Then, I returned to the previous bar representation, which is basically the Parallel Sets presentation. I introduced a bar at the beginning to indicate that there are two sets to start with: gram positive and negative. I thought it looked nice actually without all the letters shown all the time. If you are looking for the patter of the similarity or difference, the user does not have to know the identity of every single amino acid while comparing two sets.
I liked this parallel set representation, but I had to encode which amino acid it is. I came up with the following representation where each bar segment got annotation and when the two sets shared the same amino acid they were put close to the mid line. In other words, the consensus sequence would appear in the middle and the amino acid unique to one particular set were positioned away from the mid line. One of interesting insight in this view was the identification of the subgroup from the position 19 to 24. In this view, positioned each sequence to minimize its overlap and drew each sequence as a very thin hair line. As a result, sequential conservations are shown as bundles.
Another challenge was to introduce the grouping of amino acid. In the original sequence logo, the color was used to group amino acids based on its structure and chemical properties. To encode the identity of amino acid and its grouping, I decided to use the vertical position. This resulted in a grid template to draw sequence diversity. This was the final visual encoding, and we call it Sequence Diversity Diagram. After filtering out some very thin lines (in other words, not very conserved positions), the final image looked like the following.
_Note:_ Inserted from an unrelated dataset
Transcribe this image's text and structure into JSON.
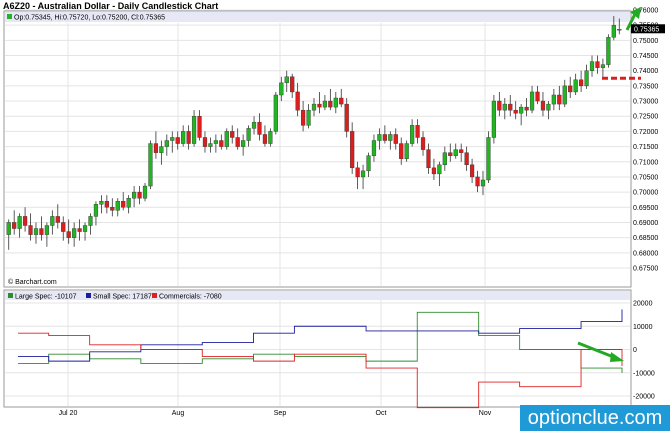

This visual encoding made it easier to compare two sets of samples. When you want to find positions where two sets are similar, you look for the position where blue and magenta lines overlap, creating purple segments. Conversely, the difference is identified by looking for positions where the lines do not overlap. As also mentioned previously, the subgroup of blue line split going zig-zag from the position 19 was observed. This type of pattern were not detectable in the traditional sequence logo representations.
Interestingly, another group from the Science Practice came up with very similar encoding and the grid system, called Sequence Bundle. I think the fact that two designers came up with the similar design solution independently sort of validates the visual encoding.
Further information about Sequence Diversity Diagram and its implementation is available from this git repository. Please note that an error of swapping figures were intruded by the editor of the journal… The editors were unable to edit the original version, but published this Erratum to the original article.
Sequence Diversity Diagram is not limited to amino acid sequence. The visualization technique was used to compare DNA sequences of DNA binding sites.
- Sakai, Ryo, and Jan Aerts. 2014. “Sequence Diversity Diagram for Comparative Analysis of Multiple Sequence Alignments.” BMC Proceedings 8: S9
- Pougach, Ksenia, et al. 2014. “Duplication of a Promiscuous Transcription Factor Drives the Emergence of a New Regulatory Network.” Nature Communications 5 (January): 4868